* **Material supplied**:
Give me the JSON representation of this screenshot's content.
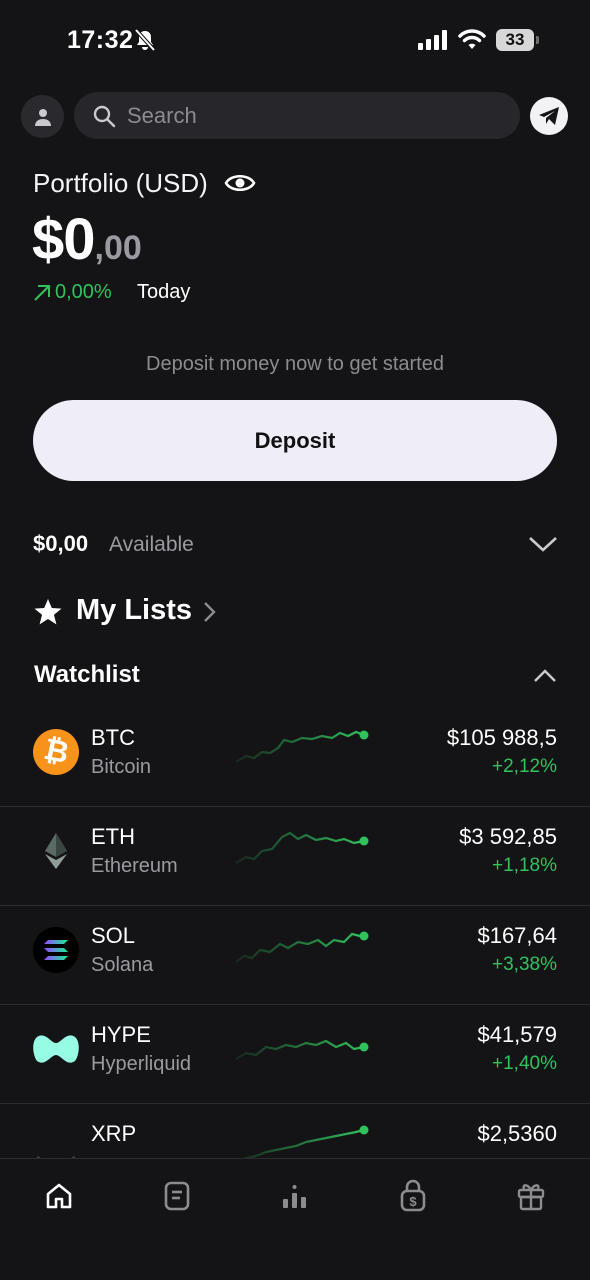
{
  "status_bar": {
    "time": "17:32",
    "battery": "33"
  },
  "search": {
    "placeholder": "Search"
  },
  "portfolio": {
    "title": "Portfolio (USD)",
    "balance_main": "$0",
    "balance_cents": ",00",
    "change": "0,00%",
    "period": "Today"
  },
  "deposit": {
    "hint": "Deposit money now to get started",
    "button_label": "Deposit"
  },
  "available": {
    "amount": "$0,00",
    "label": "Available"
  },
  "lists": {
    "title": "My Lists"
  },
  "watchlist": {
    "title": "Watchlist",
    "assets": [
      {
        "symbol": "BTC",
        "name": "Bitcoin",
        "price": "$105 988,5",
        "change": "+2,12%"
      },
      {
        "symbol": "ETH",
        "name": "Ethereum",
        "price": "$3 592,85",
        "change": "+1,18%"
      },
      {
        "symbol": "SOL",
        "name": "Solana",
        "price": "$167,64",
        "change": "+3,38%"
      },
      {
        "symbol": "HYPE",
        "name": "Hyperliquid",
        "price": "$41,579",
        "change": "+1,40%"
      },
      {
        "symbol": "XRP",
        "name": "",
        "price": "$2,5360",
        "change": ""
      }
    ]
  },
  "colors": {
    "positive": "#2fc35c",
    "background": "#141417",
    "accent_button": "#efeef8"
  },
  "nav": {
    "items": [
      {
        "icon": "home-icon"
      },
      {
        "icon": "orders-icon"
      },
      {
        "icon": "markets-icon"
      },
      {
        "icon": "earn-icon"
      },
      {
        "icon": "rewards-icon"
      }
    ]
  }
}
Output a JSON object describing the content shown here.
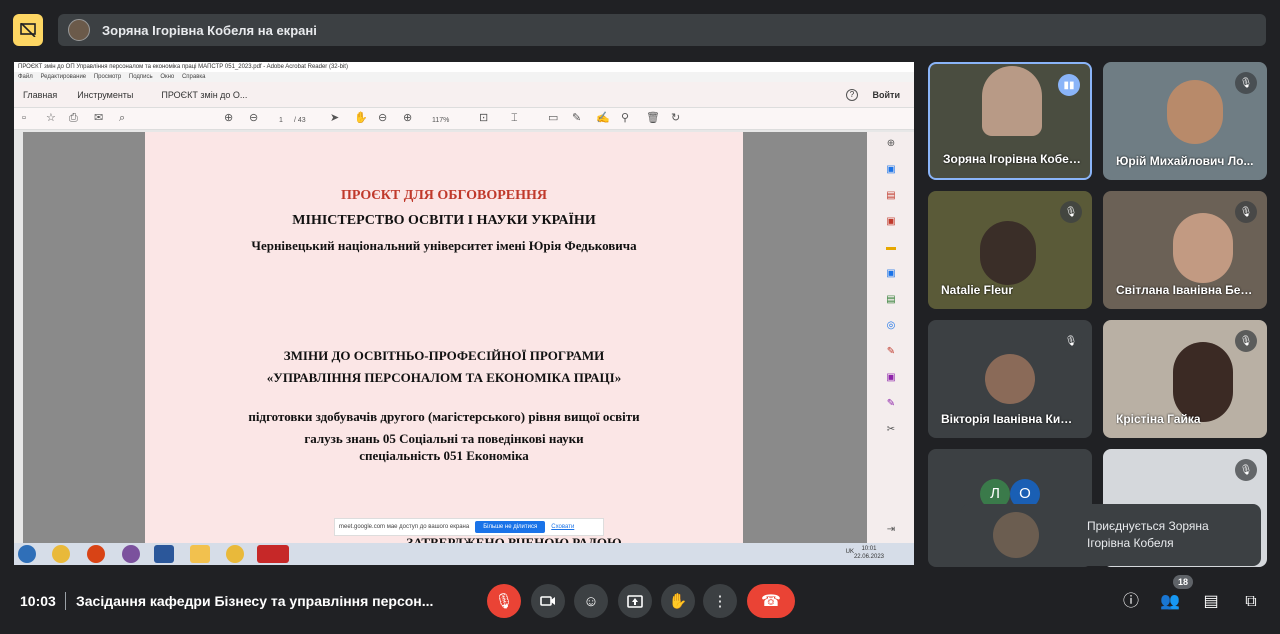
{
  "banner": {
    "presenter_text": "Зоряна Ігорівна Кобеля на екрані"
  },
  "acrobat": {
    "title": "ПРОЄКТ змін до ОП Управління персоналом та економіка праці МАПСТР 051_2023.pdf - Adobe Acrobat Reader (32-bit)",
    "menu": [
      "Файл",
      "Редактирование",
      "Просмотр",
      "Подпись",
      "Окно",
      "Справка"
    ],
    "tabs": [
      "Главная",
      "Инструменты"
    ],
    "doc_tab": "ПРОЄКТ змін до О...",
    "login": "Войти",
    "help": "?",
    "page_current": "1",
    "page_total": "/ 43",
    "zoom": "117%"
  },
  "pdf": {
    "line1": "ПРОЄКТ ДЛЯ ОБГОВОРЕННЯ",
    "line2": "МІНІСТЕРСТВО ОСВІТИ І НАУКИ УКРАЇНИ",
    "line3": "Чернівецький національний університет імені Юрія Федьковича",
    "line4": "ЗМІНИ ДО ОСВІТНЬО-ПРОФЕСІЙНОЇ ПРОГРАМИ",
    "line5": "«УПРАВЛІННЯ ПЕРСОНАЛОМ ТА ЕКОНОМІКА ПРАЦІ»",
    "line6": "підготовки здобувачів другого (магістерського) рівня вищої освіти",
    "line7": "галузь знань 05 Соціальні та поведінкові науки",
    "line8": "спеціальність  051 Економіка",
    "line9": "ЗАТВЕРДЖЕНО ВЧЕНОЮ РАДОЮ",
    "accent_color": "#c0392b"
  },
  "share_notice": {
    "text": "meet.google.com мае доступ до вашого екрана",
    "stop_label": "Більше не ділитися",
    "hide_label": "Сховати"
  },
  "taskbar": {
    "tray_lang": "UK",
    "clock_time": "10:01",
    "clock_date": "22.06.2023"
  },
  "participants": [
    {
      "name": "Зоряна Ігорівна Кобеля",
      "speaking": true
    },
    {
      "name": "Юрій Михайлович Ло...",
      "muted": true
    },
    {
      "name": "Natalie Fleur",
      "muted": true
    },
    {
      "name": "Світлана Іванівна Бел...",
      "muted": true
    },
    {
      "name": "Вікторія Іванівна Кифяк",
      "muted": true
    },
    {
      "name": "Крістіна Гайка",
      "muted": true
    },
    {
      "name": "",
      "initials": [
        "Л",
        "О"
      ]
    },
    {
      "name": "",
      "muted": true
    }
  ],
  "toast": {
    "text": "Приєднується Зоряна Ігорівна Кобеля"
  },
  "bottom": {
    "time": "10:03",
    "meeting_title": "Засідання кафедри Бізнесу та управління персон...",
    "people_count": "18"
  }
}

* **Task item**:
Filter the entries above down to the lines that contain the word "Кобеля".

* **Output below**:
    "presenter_text": "Зоряна Ігорівна Кобеля на екрані"
      "name": "Зоряна Ігорівна Кобеля",
    "text": "Приєднується Зоряна Ігорівна Кобеля"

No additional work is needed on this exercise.